Member James Ayers of Kerhonkson has been doing research for the Museum for many years and comes up with such interesting things.  I was going through my files last week and saw an email from Jim of information from an article in the Townsman, 1962.  This article listed costs from an account book owned by Isaac Hill, an “old timer” over in Denning.  Below are some costs from 1850 and (sigh) what they cost today. 

                                                            1850                          Today

Butter            18 pounds                $3                               $72 ($4 lb)

Cloth              2 yards                      $1.25                         $10 ($5 yard)

Beef                92 pounds               $3.68                         $460  ($5 lb)

Mutton          1 pound                   $   .10                         $10.00

Thanks Jim!

Here is an eye opening bit of information from the book Time and the Valley, page 54-55:

…a hired girl put in a long day and a long week….. when she was past ninety, Lancy Hall (Mrs. Burgoyne Knight) told how hard she worked as a young woman:

“Once I worked in a boarding house at the tannery where there were 36 boarders.  I baked fourteen loves of rye bread every day and used a barrel of flour a week.  I made six pies and two cakes every day……Often I fell asleep on the bed before I finished undressing and did not wake until the bell rang for me at four o’clock in the morning….for work like that I got seventy five cents a week.”

“We can guess how long the working days were.  Mary Moore Sheeley, granddaughter of early settler Anthony Schwab, told this writer about her mother working as a young girl before she married Abraham Moore.  She was employed by the Andros family at the Eureka mill, and every morning she was called at four o’clock.    

Eureka mill.jpg

Her employer banged on the kitchen stove pipe which ran through her sleeping room, to let her know it was time to get breakfast for the hands.”

It was a hard life. 

Collections Assistant Ashley Lawrence finds such interesting things while working on the Museum archives.  Here is another photo and some information she wants to share with you:

wakefield rr.jpg

This great photo is part of the Manville Wakefield collection.
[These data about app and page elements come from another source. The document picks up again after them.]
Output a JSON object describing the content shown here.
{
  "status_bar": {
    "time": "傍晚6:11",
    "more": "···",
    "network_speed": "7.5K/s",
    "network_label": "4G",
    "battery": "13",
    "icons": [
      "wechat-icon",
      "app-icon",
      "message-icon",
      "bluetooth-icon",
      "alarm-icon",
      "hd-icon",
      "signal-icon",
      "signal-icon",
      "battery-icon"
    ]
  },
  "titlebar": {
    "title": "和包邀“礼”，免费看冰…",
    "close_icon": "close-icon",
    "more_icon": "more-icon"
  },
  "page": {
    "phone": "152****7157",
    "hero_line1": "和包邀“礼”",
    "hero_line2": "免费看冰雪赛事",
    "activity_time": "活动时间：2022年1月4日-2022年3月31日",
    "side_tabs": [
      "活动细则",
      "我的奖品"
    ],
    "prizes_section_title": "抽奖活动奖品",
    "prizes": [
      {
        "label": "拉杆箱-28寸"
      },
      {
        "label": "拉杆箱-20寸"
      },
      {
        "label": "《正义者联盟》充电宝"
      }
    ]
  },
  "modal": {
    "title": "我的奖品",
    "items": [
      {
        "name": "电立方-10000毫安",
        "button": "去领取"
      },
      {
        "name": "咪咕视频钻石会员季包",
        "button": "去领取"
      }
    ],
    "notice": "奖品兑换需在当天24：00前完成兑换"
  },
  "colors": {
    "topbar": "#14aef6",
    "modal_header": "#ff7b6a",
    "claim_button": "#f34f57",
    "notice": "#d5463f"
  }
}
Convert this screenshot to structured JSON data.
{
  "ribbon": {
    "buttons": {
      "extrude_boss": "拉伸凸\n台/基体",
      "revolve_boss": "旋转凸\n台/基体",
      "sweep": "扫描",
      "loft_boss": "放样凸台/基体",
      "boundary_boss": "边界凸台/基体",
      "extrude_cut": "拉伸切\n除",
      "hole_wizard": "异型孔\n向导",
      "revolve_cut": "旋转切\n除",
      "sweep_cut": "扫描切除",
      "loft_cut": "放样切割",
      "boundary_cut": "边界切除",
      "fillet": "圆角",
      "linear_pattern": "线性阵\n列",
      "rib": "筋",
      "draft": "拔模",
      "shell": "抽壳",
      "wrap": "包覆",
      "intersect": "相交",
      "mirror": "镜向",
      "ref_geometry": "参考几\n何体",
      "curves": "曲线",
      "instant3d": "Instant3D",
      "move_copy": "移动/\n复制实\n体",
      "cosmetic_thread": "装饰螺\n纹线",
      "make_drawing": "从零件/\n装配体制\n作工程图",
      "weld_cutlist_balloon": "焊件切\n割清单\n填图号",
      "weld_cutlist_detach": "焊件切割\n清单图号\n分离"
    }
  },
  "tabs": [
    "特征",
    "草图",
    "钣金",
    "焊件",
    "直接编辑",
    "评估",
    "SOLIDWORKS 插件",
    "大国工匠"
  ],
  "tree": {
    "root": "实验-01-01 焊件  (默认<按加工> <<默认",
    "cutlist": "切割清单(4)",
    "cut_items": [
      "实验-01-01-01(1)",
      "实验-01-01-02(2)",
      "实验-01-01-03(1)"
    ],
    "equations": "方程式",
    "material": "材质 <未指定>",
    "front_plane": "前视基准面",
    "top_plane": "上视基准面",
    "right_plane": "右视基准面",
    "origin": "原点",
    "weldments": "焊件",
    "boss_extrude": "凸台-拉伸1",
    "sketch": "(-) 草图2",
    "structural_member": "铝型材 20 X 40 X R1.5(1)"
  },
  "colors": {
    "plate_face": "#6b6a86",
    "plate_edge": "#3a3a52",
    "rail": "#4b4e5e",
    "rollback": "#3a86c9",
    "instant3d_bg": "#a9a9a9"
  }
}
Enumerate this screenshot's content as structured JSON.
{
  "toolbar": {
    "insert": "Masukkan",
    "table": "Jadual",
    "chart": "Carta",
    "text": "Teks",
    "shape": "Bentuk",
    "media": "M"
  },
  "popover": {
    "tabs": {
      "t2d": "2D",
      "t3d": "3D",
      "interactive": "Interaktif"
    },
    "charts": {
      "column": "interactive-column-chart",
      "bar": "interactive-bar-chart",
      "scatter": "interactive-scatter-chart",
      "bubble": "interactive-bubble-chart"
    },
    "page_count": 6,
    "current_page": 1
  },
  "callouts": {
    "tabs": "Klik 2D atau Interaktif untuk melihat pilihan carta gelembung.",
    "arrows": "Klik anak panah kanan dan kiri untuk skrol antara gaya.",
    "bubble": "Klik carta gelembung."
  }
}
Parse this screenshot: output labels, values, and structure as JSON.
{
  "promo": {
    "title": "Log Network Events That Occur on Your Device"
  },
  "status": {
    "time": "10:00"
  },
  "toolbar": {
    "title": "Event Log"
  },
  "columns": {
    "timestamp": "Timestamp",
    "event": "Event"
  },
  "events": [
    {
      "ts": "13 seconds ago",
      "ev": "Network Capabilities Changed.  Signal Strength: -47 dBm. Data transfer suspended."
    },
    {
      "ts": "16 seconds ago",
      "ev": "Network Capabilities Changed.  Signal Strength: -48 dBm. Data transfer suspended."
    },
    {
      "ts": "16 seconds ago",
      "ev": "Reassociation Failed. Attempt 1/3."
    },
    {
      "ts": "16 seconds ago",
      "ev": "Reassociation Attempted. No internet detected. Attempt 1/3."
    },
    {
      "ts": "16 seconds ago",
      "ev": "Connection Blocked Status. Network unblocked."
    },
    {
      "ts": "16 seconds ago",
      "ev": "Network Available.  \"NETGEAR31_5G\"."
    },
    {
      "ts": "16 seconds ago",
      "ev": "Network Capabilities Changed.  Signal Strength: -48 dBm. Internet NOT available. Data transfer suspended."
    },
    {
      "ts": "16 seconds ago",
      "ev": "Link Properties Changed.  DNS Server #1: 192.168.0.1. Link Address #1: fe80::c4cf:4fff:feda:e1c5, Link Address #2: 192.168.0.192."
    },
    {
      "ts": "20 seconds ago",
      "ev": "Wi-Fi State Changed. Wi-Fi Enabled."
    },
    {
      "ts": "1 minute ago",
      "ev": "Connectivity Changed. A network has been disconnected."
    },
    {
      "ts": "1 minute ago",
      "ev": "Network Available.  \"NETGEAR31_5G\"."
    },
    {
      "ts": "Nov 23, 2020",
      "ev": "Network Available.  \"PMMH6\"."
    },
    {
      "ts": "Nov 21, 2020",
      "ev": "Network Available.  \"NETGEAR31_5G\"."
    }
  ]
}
Mr. Wakefield was the author of the book “To Mountain By Rails”. This book gives people an insight into Sullivan County during the time period of the New York and Ontario Railroad System (1873-1957). The picture here is of the Liberty Falls Trestle. Liberty Falls is now Ferndale, New York. The engine on the trestle has the characteristics of No. 4 the first homemade Mother Hubbard. This train consists of three milk cars and a combine. Underneath the trestle kids are playing on the Tannery Pond. All that is pictured here is no longer standing. Mr. Manville’s collection shows us how the hands of time have the utmost control on how things change. 

Speaking of time, do you have a little free time?  We are seeking help with so many projects!  Video editing, working with students, scanning photos and documents, researching, organizing and so much more.  If you have some time and a little talent you would like to share, please email me at [email protected] to find out more.  We really need the help!

How do you keep busy over the winter?  It can be difficult if you live in the northeast.  Join us for a virtual program or make an appointment to visit the Museum this winter – it would be nice to see you!

Until next time,